Nutritionists and athletic trainers have generally advised fasting from coffee and other caffeinated beverages before doing strenuous physical activity. Bruno Gualano, a physiology professor at the University of São Paulo who bikes a lot and drinks tons of coffee, put together a study that tested whether big-time coffee drinkers can get that energy boost without messing with their 12-cup-a-day habit. (The pangs of caffeine withdrawal are very real, after all.)
And according to his findings, it looks like they can. He broke a set of competitive male cyclists into three groups: a group whose caffeine intake was low (less than a cup of coffee per day), a group whose intake was moderate (about two cups), and a group whose intake was fairly high (three or more cups). He then had them perform time trials where they cycled as hard as they could until they burned 450 calories. They did it after taking a 400-milligram caffeine pill that was equal to about four cups of coffee, after taking a placebo, and after taking nothing at all — and almost every rider’s fastest trial was while on the caffeine pill. Their speed averaged 3.3 percent faster compared to no pill, and 2.2 percent faster compared to the placebo. In theory, the boost would translate to “several minutes” shaved off a marathon runner’s race time. Even crazier, the cyclists who were used to being extraordinarily well-caffeinated — slamming coffee and tea and Red Bull and whatever else every day — got the same boost as the people with little to no caffeine in their diets.

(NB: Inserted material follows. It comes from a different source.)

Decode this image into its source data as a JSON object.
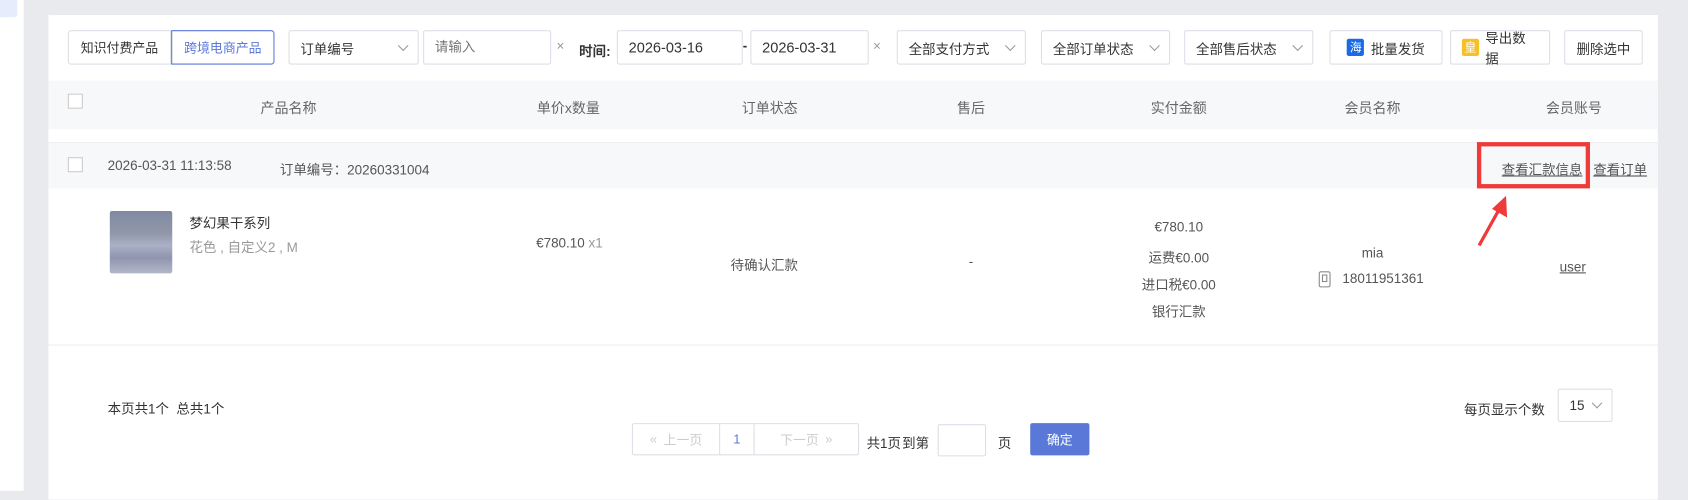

Naturally, Gualano warns that caffeine can also have dangerous side effects in large enough quantities, whether you’ve been abstaining for a few days or not. He recommends people start small if they want to see how this hack improves their physical performance. That means no beer-guzzler helmet of Death Wish coffee at your next 5K.